A rare visitor to Northern skies
Stargazers in for a rare double-whammy this month.
by James Hrynyshyn
NNSL (Mar 03/97) - On top of the seasonal peak of the Aurora Borealis that surrounds the beginning of spring in March comes an elder visitor best seen in Northern skies.
Comet Hale-Bopp is 4.5 billion years old and was last seen in this part of the galaxy around 2200 BC. It should be easily seen by the naked eye for the next couple of months.
Most Earthlings in the northern hemisphere should be able to catch a glimpse of the block of ice and rock about 40 kilometres in diameter and dragging a tail millions of kilometres long behind it -- if they know where and when to look.
Anyone willing to get up early enough can find it low in the eastern sky, say about 5:30 a.m. Beginning in mid-March, you'll have to switch to look in the evening.
Southerners will then have a couple of hours before the comet sets. But for those living anywhere north of 50 degrees north latitude, Hale-Bopp will be visible all night long.
And the farther north -- and the farther from urban light pollution -- you are, the better the view.
The celestial spectacle is already worth the early rise for at least some Northern sky-watchers. Yellowknifer Jeff Gardiner has been watching the comet for a couple of weeks now. His yard has an excellent view from a cliff overlooking Yellowknife Bay of Great Slave Lake, but he doesn't even have to go that far.
"When I get up in morning, if it's clear, I can see it through my kitchen window," he says.
In fact, only Mongolia and eastern Siberia, where a solar eclipse will coincide with the comet's appearance, promises a better show.
The comet will make its closest approach to the Earth March 23. That's still about a third again as far from us as we are from the sun.

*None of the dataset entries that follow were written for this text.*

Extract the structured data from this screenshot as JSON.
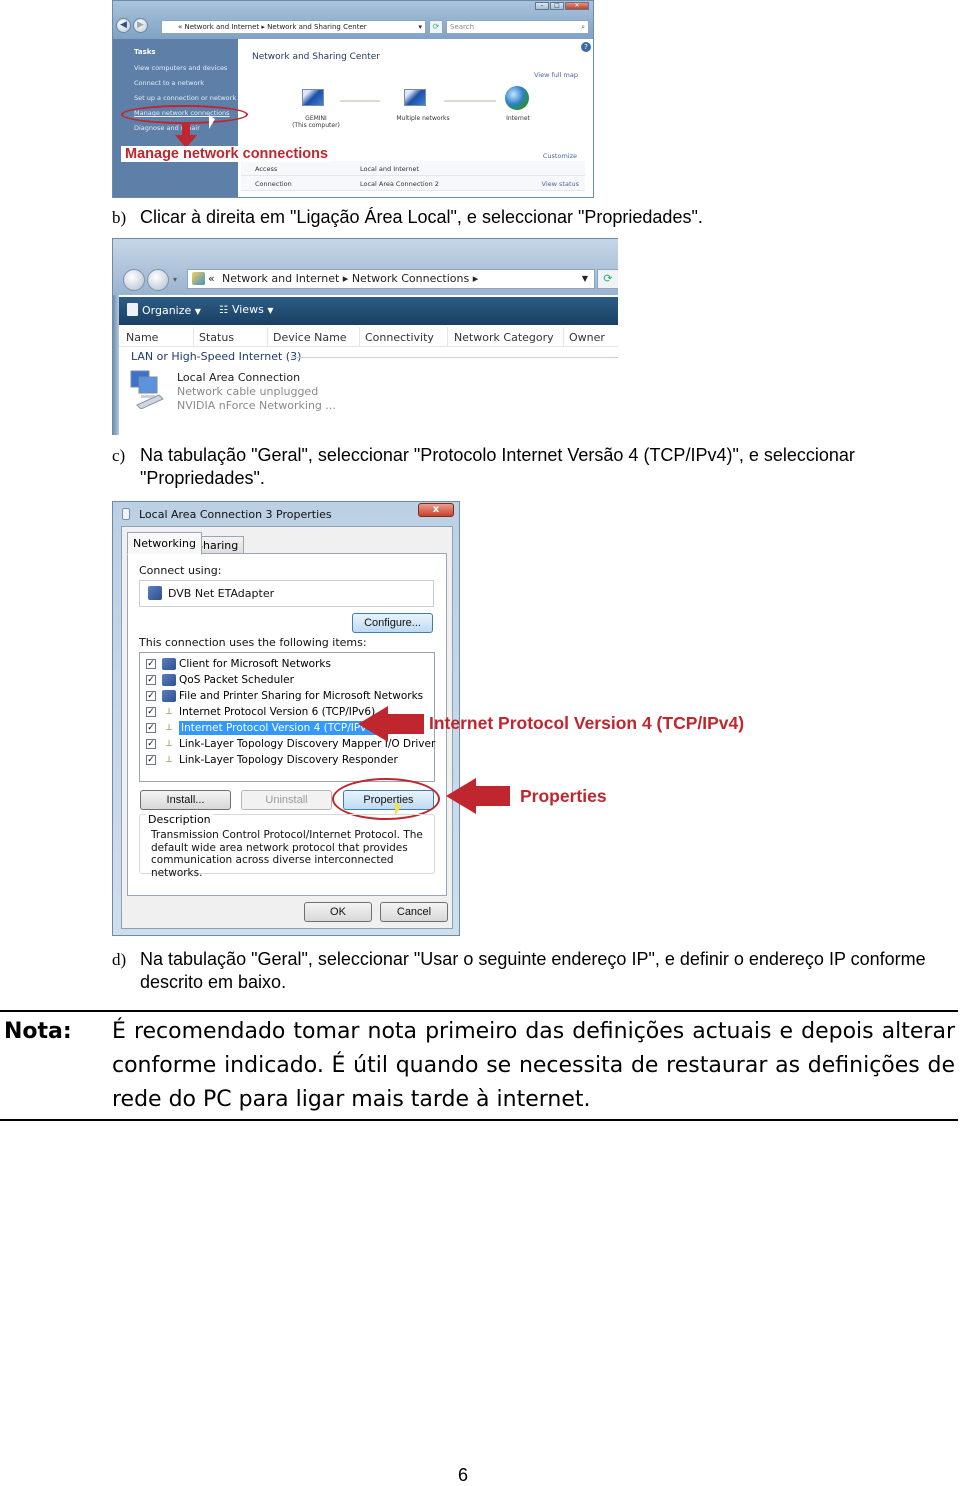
{
  "screenshot1": {
    "window_buttons": [
      "minimize",
      "maximize",
      "close"
    ],
    "address_path": [
      "Network and Internet",
      "Network and Sharing Center"
    ],
    "search_placeholder": "Search",
    "sidebar": {
      "header": "Tasks",
      "items": [
        "View computers and devices",
        "Connect to a network",
        "Set up a connection or network",
        "Manage network connections",
        "Diagnose and repair"
      ]
    },
    "title": "Network and Sharing Center",
    "view_full_map": "View full map",
    "nodes": [
      {
        "label": "GEMINI",
        "sublabel": "(This computer)"
      },
      {
        "label": "Multiple networks",
        "sublabel": ""
      },
      {
        "label": "Internet",
        "sublabel": ""
      }
    ],
    "customize": "Customize",
    "rows": [
      {
        "label": "Access",
        "value": "Local and Internet",
        "action": ""
      },
      {
        "label": "Connection",
        "value": "Local Area Connection 2",
        "action": "View status"
      }
    ],
    "callout": "Manage network connections"
  },
  "step_b": {
    "marker": "b)",
    "text": "Clicar à direita em \"Ligação Área Local\", e seleccionar \"Propriedades\"."
  },
  "screenshot2": {
    "address_path": [
      "Network and Internet",
      "Network Connections"
    ],
    "toolbar": {
      "organize": "Organize",
      "views": "Views"
    },
    "columns": [
      "Name",
      "Status",
      "Device Name",
      "Connectivity",
      "Network Category",
      "Owner"
    ],
    "group": "LAN or High-Speed Internet (3)",
    "connection": {
      "name": "Local Area Connection",
      "status": "Network cable unplugged",
      "device": "NVIDIA nForce Networking ..."
    }
  },
  "step_c": {
    "marker": "c)",
    "text": "Na tabulação \"Geral\", seleccionar \"Protocolo Internet Versão 4 (TCP/IPv4)\", e seleccionar \"Propriedades\"."
  },
  "screenshot3": {
    "title": "Local Area Connection 3 Properties",
    "close": "x",
    "tabs": [
      "Networking",
      "Sharing"
    ],
    "connect_using_label": "Connect using:",
    "adapter": "DVB Net ETAdapter",
    "configure": "Configure...",
    "items_label": "This connection uses the following items:",
    "items": [
      {
        "label": "Client for Microsoft Networks",
        "checked": true,
        "selected": false
      },
      {
        "label": "QoS Packet Scheduler",
        "checked": true,
        "selected": false
      },
      {
        "label": "File and Printer Sharing for Microsoft Networks",
        "checked": true,
        "selected": false
      },
      {
        "label": "Internet Protocol Version 6 (TCP/IPv6)",
        "checked": true,
        "selected": false
      },
      {
        "label": "Internet Protocol Version 4 (TCP/IPv4)",
        "checked": true,
        "selected": true
      },
      {
        "label": "Link-Layer Topology Discovery Mapper I/O Driver",
        "checked": true,
        "selected": false
      },
      {
        "label": "Link-Layer Topology Discovery Responder",
        "checked": true,
        "selected": false
      }
    ],
    "install": "Install...",
    "uninstall": "Uninstall",
    "properties": "Properties",
    "description_label": "Description",
    "description": "Transmission Control Protocol/Internet Protocol. The default wide area network protocol that provides communication across diverse interconnected networks.",
    "ok": "OK",
    "cancel": "Cancel"
  },
  "annotations": {
    "ipv4": "Internet Protocol Version 4 (TCP/IPv4)",
    "properties": "Properties"
  },
  "step_d": {
    "marker": "d)",
    "text": "Na tabulação \"Geral\", seleccionar \"Usar o seguinte endereço IP\", e definir o endereço IP conforme descrito em baixo."
  },
  "note": {
    "label": "Nota:",
    "text": "É recomendado tomar nota primeiro das definições actuais e depois alterar conforme indicado. É útil quando se necessita de restaurar as definições de rede do PC para ligar mais tarde à internet."
  },
  "page_number": "6",
  "colors": {
    "annotation_red": "#c0262e",
    "selection_blue": "#3399ff"
  }
}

But it should be good enough to provide quite a spectacle, better than last year's Comet Hyakutake, which cold be seen even from within major city limits.

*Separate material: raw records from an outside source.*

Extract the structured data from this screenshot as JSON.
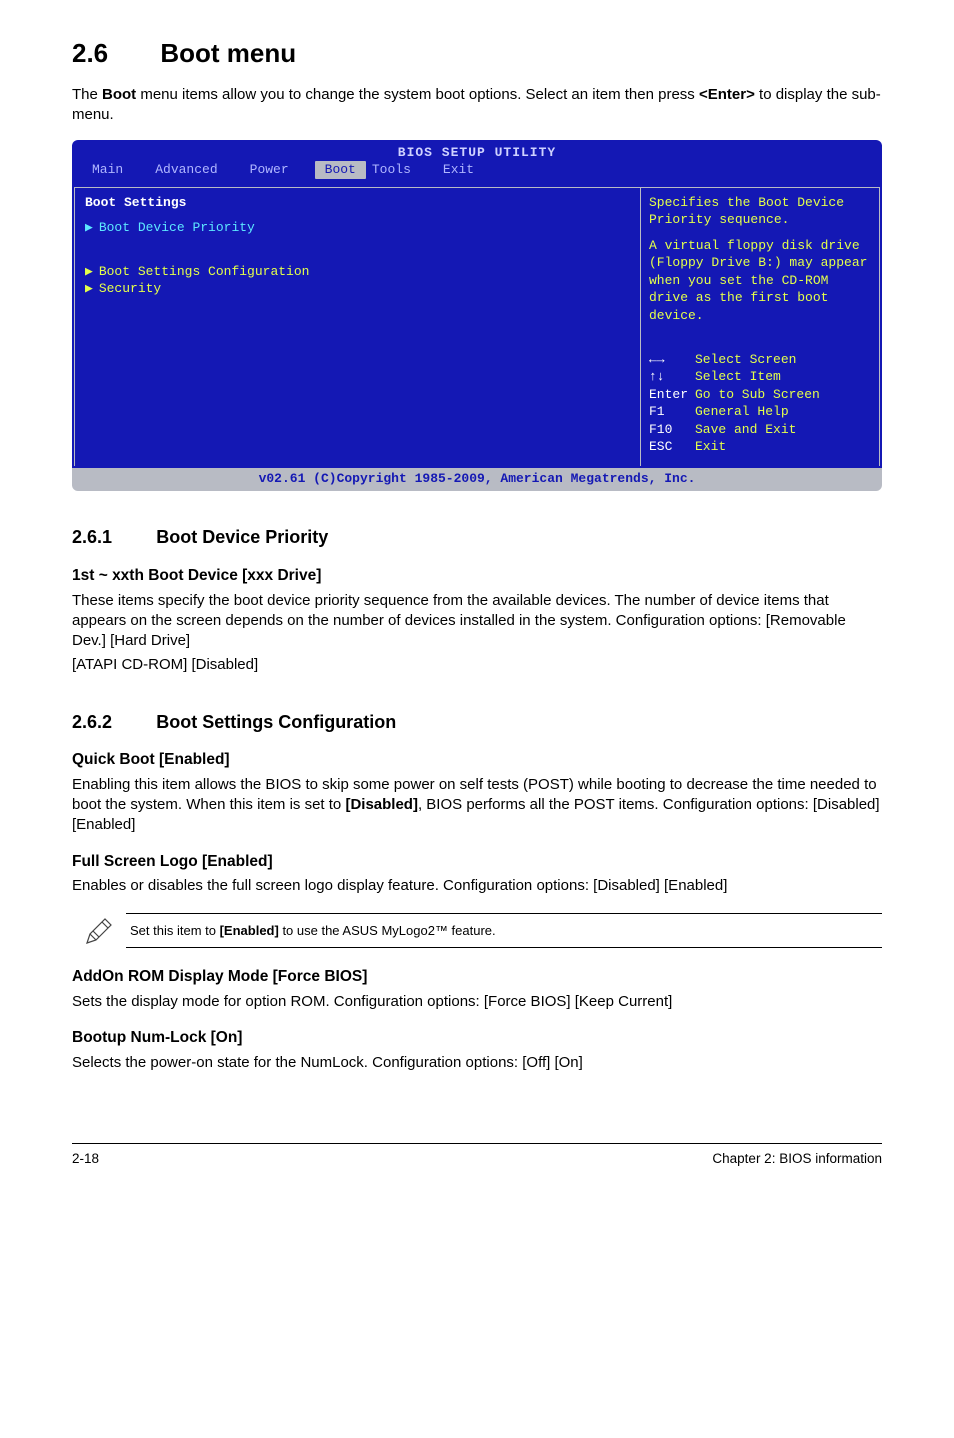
{
  "section": {
    "num": "2.6",
    "title": "Boot menu"
  },
  "intro": {
    "p1a": "The ",
    "p1b": "Boot",
    "p1c": " menu items allow you to change the system boot options. Select an item then press ",
    "p1d": "<Enter>",
    "p1e": " to display the sub-menu."
  },
  "bios": {
    "title": "BIOS SETUP UTILITY",
    "tabs": {
      "main": "Main",
      "advanced": "Advanced",
      "power": "Power",
      "boot": "Boot",
      "tools": "Tools",
      "exit": "Exit"
    },
    "left": {
      "heading": "Boot Settings",
      "item1": "Boot Device Priority",
      "item2": "Boot Settings Configuration",
      "item3": "Security"
    },
    "right": {
      "desc1": "Specifies the Boot Device Priority sequence.",
      "desc2": "A virtual floppy disk drive (Floppy Drive B:) may appear when you set the CD-ROM drive as the first boot device.",
      "nav": {
        "k1": "←→",
        "t1": "Select Screen",
        "k2": "↑↓",
        "t2": "Select Item",
        "k3": "Enter",
        "t3": "Go to Sub Screen",
        "k4": "F1",
        "t4": "General Help",
        "k5": "F10",
        "t5": "Save and Exit",
        "k6": "ESC",
        "t6": "Exit"
      }
    },
    "footer": "v02.61 (C)Copyright 1985-2009, American Megatrends, Inc."
  },
  "s261": {
    "num": "2.6.1",
    "title": "Boot Device Priority",
    "h1": "1st ~ xxth Boot Device [xxx Drive]",
    "p1": "These items specify the boot device priority sequence from the available devices. The number of device items that appears on the screen depends on the number of devices installed in the system. Configuration options: [Removable Dev.] [Hard Drive]",
    "p2": "[ATAPI CD-ROM] [Disabled]"
  },
  "s262": {
    "num": "2.6.2",
    "title": "Boot Settings Configuration",
    "h1": "Quick Boot [Enabled]",
    "p1a": "Enabling this item allows the BIOS to skip some power on self tests (POST) while booting to decrease the time needed to boot the system. When this item is set to ",
    "p1b": "[Disabled]",
    "p1c": ", BIOS performs all the POST items. Configuration options: [Disabled] [Enabled]",
    "h2": "Full Screen Logo [Enabled]",
    "p2": "Enables or disables the full screen logo display feature. Configuration options: [Disabled] [Enabled]",
    "note_a": "Set this item to ",
    "note_b": "[Enabled]",
    "note_c": " to use the ASUS MyLogo2™ feature.",
    "h3": "AddOn ROM Display Mode [Force BIOS]",
    "p3": "Sets the display mode for option ROM. Configuration options: [Force BIOS] [Keep Current]",
    "h4": "Bootup Num-Lock [On]",
    "p4": "Selects the power-on state for the NumLock. Configuration options: [Off] [On]"
  },
  "footer": {
    "left": "2-18",
    "right": "Chapter 2: BIOS information"
  }
}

Look east for a fuzzy ball with a vertical tail stretching up and away from the horizon. For the next few weeks, Hale-Bopp will be moving northwards, toward and then just beneath the constellation Cassiopeia -- a large W lying on its side.
For the latest information the comet, the Internet offers dozens of sites. The official NASA site is observe.ivv.nasa.gov.